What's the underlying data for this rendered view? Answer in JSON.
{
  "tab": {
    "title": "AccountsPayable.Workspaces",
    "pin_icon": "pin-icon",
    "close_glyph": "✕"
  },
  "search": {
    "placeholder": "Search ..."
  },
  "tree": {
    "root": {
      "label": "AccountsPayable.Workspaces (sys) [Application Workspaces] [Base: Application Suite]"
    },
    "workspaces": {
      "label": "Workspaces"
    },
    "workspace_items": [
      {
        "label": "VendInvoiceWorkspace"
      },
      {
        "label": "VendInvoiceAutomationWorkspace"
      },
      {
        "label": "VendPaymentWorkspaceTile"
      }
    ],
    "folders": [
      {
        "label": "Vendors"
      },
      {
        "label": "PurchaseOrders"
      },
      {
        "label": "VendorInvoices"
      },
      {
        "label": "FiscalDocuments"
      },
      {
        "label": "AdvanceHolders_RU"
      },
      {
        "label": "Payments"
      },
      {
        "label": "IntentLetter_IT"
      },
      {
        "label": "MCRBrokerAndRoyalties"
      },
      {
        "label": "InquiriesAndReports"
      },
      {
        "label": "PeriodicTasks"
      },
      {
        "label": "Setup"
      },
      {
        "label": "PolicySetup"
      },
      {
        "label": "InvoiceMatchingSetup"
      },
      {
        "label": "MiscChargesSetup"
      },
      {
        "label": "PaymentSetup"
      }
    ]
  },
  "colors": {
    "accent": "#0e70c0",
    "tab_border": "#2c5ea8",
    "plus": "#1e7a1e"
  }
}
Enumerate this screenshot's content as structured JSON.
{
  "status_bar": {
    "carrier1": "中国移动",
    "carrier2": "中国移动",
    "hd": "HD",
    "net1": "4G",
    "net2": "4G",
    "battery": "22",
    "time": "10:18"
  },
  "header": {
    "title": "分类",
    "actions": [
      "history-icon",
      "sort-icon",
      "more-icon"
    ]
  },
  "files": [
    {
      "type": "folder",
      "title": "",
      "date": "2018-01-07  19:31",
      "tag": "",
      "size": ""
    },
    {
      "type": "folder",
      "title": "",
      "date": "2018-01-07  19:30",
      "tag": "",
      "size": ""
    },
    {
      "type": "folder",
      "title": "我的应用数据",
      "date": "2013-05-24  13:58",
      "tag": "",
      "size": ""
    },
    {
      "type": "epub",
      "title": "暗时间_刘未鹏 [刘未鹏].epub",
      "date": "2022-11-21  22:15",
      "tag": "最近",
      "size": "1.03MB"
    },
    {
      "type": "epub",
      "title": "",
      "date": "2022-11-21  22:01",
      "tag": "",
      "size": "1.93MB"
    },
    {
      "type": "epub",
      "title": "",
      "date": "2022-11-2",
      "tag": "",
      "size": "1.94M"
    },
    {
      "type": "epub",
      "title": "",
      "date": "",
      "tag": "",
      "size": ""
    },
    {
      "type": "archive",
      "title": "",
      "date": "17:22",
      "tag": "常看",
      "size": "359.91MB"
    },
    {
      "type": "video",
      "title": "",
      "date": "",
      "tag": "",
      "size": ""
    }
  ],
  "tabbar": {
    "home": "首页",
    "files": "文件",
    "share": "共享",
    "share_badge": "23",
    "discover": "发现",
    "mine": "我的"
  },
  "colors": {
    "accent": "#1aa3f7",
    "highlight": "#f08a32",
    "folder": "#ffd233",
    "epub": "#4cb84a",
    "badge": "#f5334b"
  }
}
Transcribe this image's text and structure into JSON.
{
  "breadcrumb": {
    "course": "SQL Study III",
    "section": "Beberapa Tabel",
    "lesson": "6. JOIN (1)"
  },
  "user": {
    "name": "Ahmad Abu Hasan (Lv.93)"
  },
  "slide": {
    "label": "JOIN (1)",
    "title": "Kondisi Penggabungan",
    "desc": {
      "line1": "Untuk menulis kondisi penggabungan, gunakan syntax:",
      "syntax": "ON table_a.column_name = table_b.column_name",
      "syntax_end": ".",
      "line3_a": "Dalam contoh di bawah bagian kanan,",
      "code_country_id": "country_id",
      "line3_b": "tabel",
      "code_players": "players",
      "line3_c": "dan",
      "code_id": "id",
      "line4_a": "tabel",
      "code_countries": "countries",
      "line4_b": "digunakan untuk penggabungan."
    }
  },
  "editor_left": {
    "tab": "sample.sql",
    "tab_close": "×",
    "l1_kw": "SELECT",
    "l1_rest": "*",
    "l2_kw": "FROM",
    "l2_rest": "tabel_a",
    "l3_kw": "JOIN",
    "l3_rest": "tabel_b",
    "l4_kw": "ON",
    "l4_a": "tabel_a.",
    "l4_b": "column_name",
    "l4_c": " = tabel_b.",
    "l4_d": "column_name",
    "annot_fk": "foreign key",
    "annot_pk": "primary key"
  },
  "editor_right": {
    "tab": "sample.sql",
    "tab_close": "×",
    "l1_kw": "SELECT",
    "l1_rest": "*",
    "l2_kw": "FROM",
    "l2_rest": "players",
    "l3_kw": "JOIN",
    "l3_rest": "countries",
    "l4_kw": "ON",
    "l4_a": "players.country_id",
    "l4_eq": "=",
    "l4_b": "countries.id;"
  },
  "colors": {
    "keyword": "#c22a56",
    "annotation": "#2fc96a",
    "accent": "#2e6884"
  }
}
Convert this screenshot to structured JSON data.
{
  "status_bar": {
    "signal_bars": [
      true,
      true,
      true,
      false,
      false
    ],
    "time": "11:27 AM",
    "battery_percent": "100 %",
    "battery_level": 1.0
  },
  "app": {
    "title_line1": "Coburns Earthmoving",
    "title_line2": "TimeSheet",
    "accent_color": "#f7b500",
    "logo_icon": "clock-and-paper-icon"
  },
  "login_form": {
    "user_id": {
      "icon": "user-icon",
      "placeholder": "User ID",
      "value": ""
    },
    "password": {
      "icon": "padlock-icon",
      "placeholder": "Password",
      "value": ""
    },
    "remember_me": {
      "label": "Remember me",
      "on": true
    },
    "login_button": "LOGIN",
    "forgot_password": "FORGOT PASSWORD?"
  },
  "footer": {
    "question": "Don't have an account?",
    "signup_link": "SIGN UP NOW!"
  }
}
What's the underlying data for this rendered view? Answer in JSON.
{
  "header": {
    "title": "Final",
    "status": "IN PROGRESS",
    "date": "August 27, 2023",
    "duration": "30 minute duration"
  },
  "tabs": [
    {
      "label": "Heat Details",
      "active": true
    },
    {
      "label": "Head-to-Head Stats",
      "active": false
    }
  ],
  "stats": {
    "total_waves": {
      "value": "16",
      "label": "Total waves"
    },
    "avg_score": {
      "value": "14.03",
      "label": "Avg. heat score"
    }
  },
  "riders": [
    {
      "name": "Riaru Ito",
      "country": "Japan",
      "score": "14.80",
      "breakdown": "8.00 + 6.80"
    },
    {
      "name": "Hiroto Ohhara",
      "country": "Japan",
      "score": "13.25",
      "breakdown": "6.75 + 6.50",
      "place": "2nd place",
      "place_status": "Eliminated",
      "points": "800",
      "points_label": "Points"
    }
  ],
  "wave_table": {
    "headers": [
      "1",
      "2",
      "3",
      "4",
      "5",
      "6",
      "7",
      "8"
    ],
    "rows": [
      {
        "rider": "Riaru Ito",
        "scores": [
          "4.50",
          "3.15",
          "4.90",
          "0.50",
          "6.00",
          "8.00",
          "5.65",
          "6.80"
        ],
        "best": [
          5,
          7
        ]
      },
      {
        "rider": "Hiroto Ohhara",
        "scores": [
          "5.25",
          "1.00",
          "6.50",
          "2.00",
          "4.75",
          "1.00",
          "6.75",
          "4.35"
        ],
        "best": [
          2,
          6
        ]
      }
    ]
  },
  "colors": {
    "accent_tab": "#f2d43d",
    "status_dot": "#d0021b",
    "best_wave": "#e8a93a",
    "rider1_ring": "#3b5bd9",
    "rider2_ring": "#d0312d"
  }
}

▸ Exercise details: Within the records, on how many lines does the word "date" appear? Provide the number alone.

▸ Your response: 10